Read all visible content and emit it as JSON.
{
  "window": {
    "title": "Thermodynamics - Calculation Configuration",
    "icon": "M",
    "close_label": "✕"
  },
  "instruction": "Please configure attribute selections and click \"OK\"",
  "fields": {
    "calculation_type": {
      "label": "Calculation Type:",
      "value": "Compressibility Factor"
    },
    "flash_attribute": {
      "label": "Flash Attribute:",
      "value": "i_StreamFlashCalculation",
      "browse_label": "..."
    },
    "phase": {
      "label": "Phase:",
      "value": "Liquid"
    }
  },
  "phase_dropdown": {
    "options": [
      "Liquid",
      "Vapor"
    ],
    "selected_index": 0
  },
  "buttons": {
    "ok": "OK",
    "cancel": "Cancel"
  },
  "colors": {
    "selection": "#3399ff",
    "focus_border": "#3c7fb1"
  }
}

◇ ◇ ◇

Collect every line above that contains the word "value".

Response area >>
      "value": "Compressibility Factor"
      "value": "i_StreamFlashCalculation",
      "value": "Liquid"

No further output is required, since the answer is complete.